Meanwhile, federal police chief Renato Sayão, who is in charge of the crash’s inquiry. said today that he favors the idea that the two pilots remain in Brazil while the investigations proceed. The judicial decision has been to keep the Americans in Brazil indefinitely.
"I’m in favor that they stay until the inquiry is finished because we still don’t know if they are guilty or innocent," said Sayão.
According to the Brazilian Defense Minister, Waldir Pires, however, the presence or nor of the ExcelAire pilots is immaterial for the success of the inquiry. Pires made it also clear that he won’t take any action to challenge the Justice’s determination.
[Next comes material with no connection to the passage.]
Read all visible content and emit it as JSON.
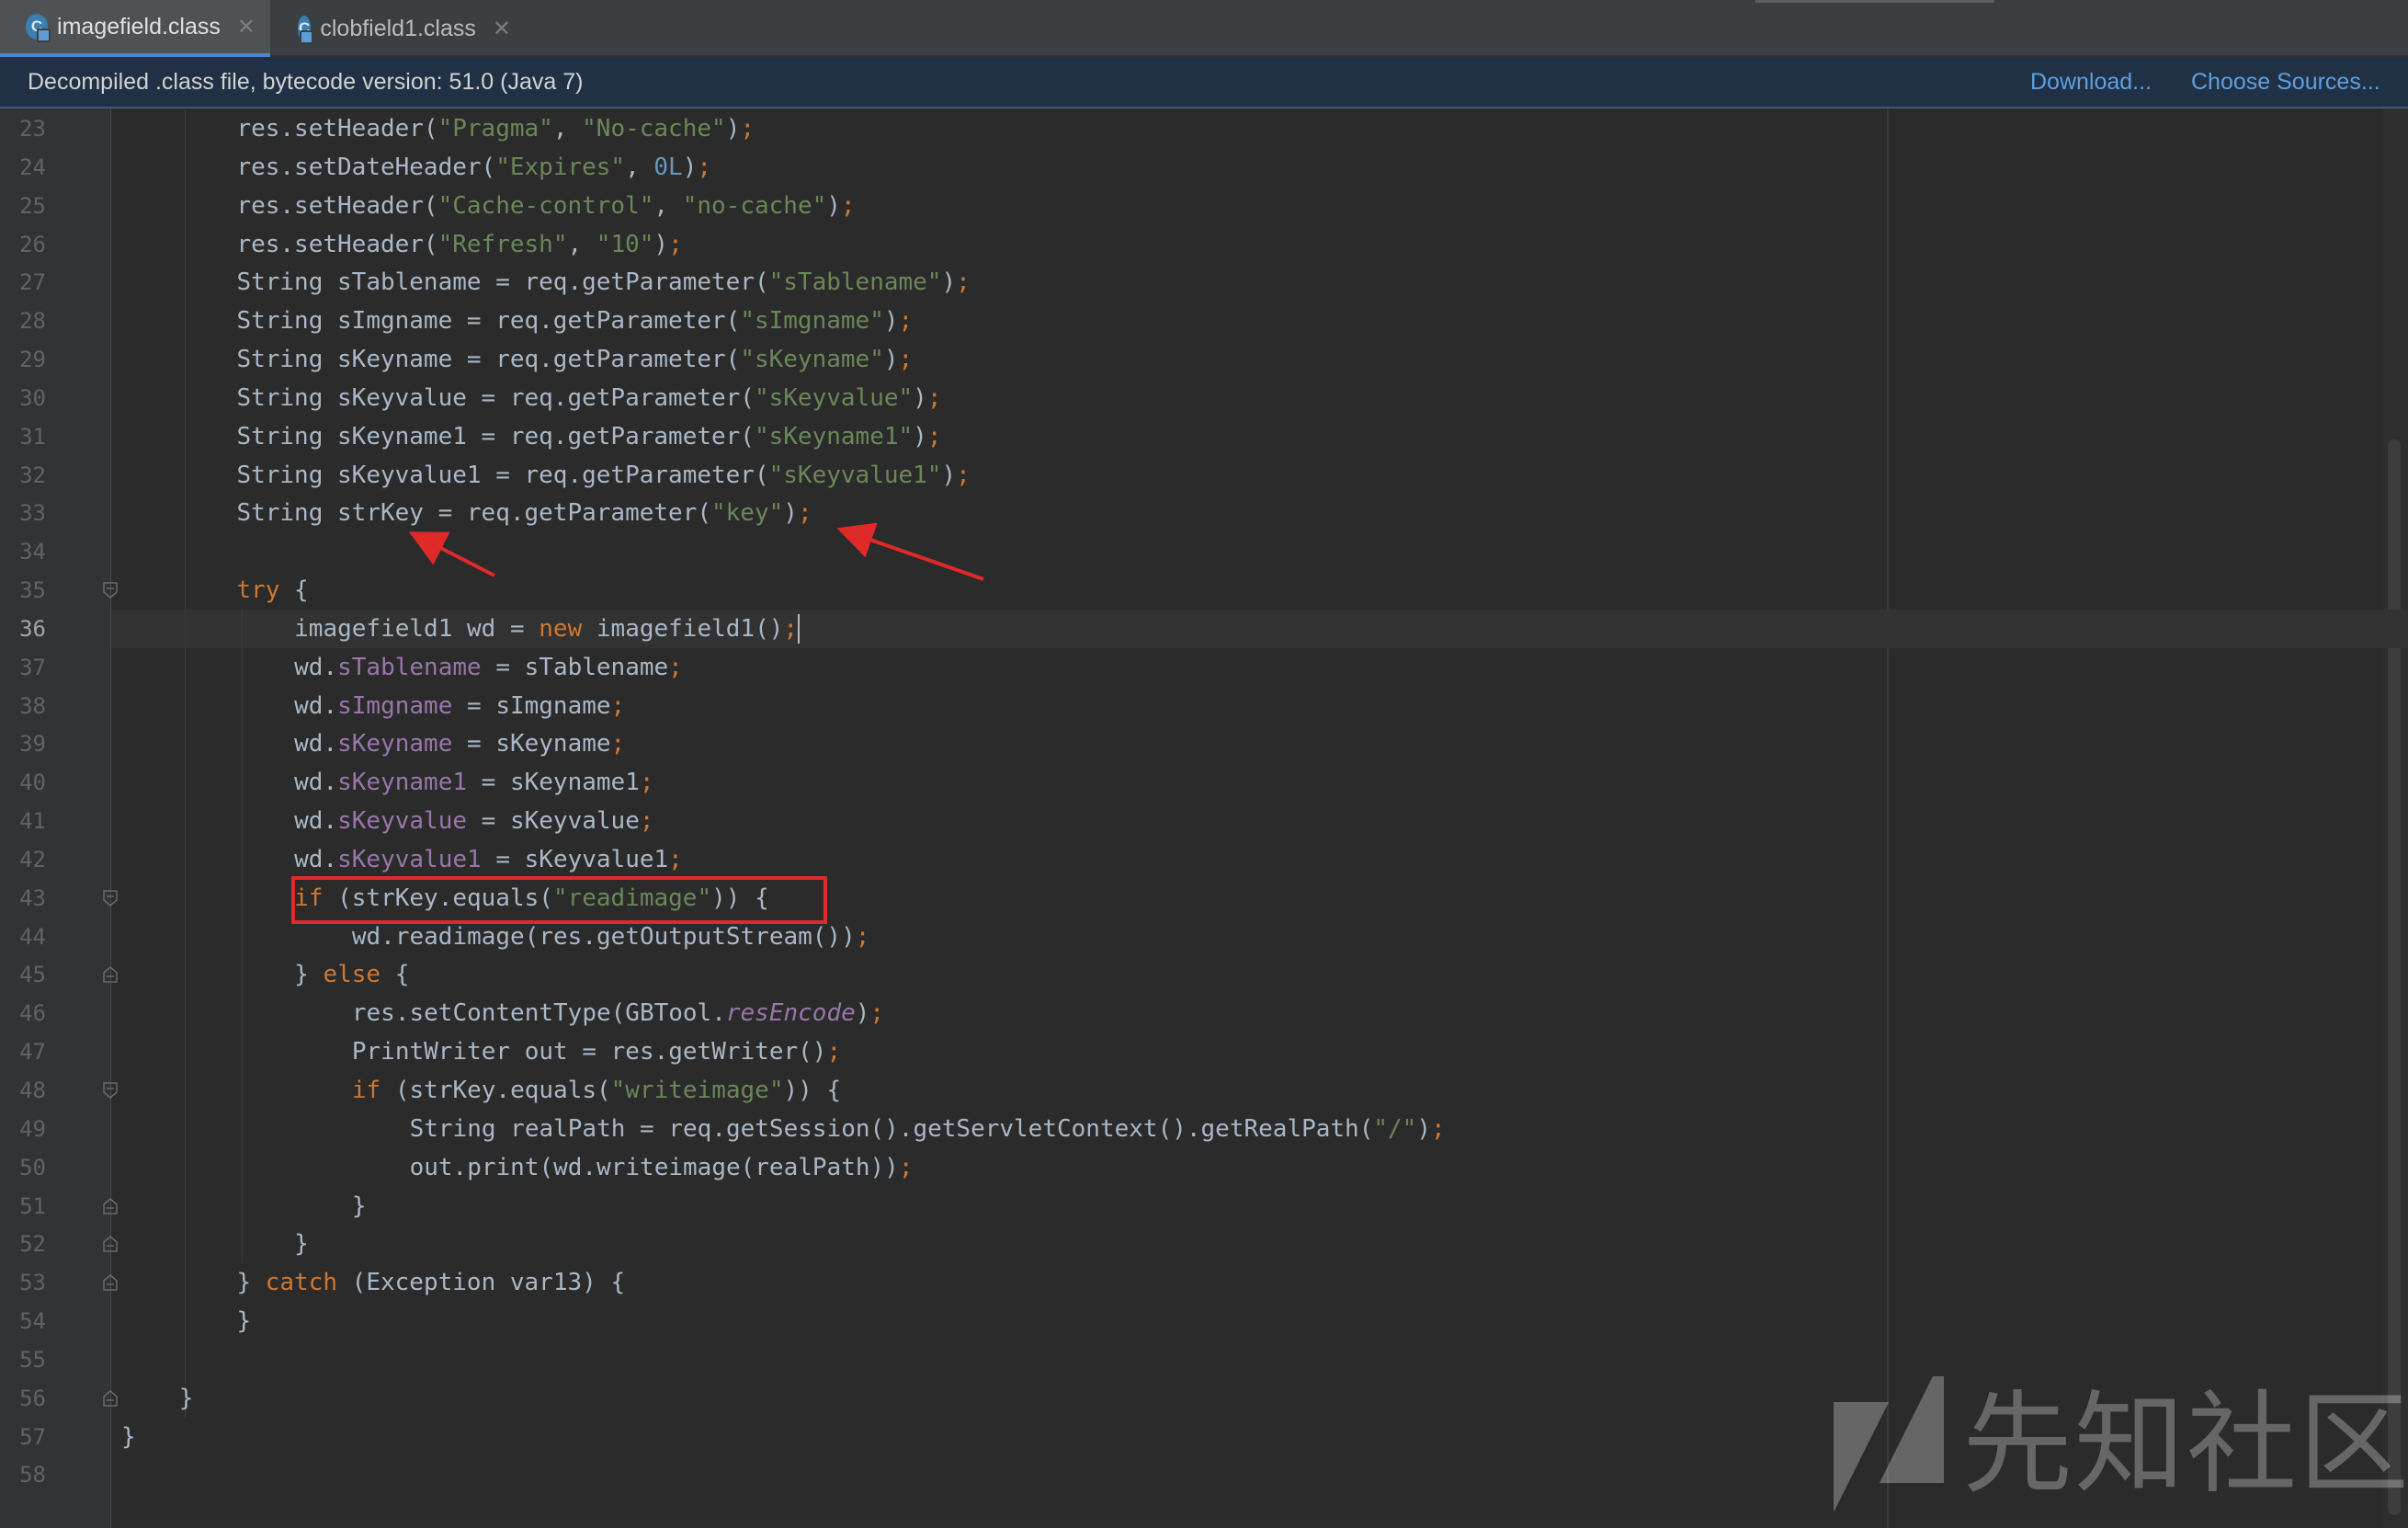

Sayão says that he still needs to answer four questions. First, he wants to know if the pilots followed all the international flight rules and procedures. Second, he needs more information on how the Brazilian air control system was working when the accident occurred.
Another question is to know if there was any mechanical failure that might have impaired the pilots’ action. Finally, Sayão wants to find out if there was a conjunction of negative factors that conspired against the two Americans.
The police chief intends to interview the pilots next week. This Wednesday, he met former Justice Minister, José Carlos Dias, the lawyer who is representing Lepore and Palladino. He also had a meeting with members of the Cenipa (Aviation Accidents Investigation and Prevention Center).
For Sayão, however, the investigations will only go forward after he gets the results from the Gol’s black box and the report on the transponder operation. It’s believed that the transponder in the Legacy was off. If the device were working properly it should have prevented the accident.
Pires, the Defense minister, told reporters he does not believe that the Boeing accident will become a diplomatic headache for the Brazilian government. "I do not foresee any diplomatic problem because we are going to comply with everything that’s contemplated by international treaties and the Brazilian law," stated the minister.
Lepore and Paladin had their passports retained by the Brazilian authorities and some American congressmen have been pressuring the US State Department to negotiate the release of the pilots with the Brazilian government.
Pires has discarded the possibility of any action by the Brazilian government to alter court orders: "We respect the judicial process and any judicial decision will only by changed by another judicial decision."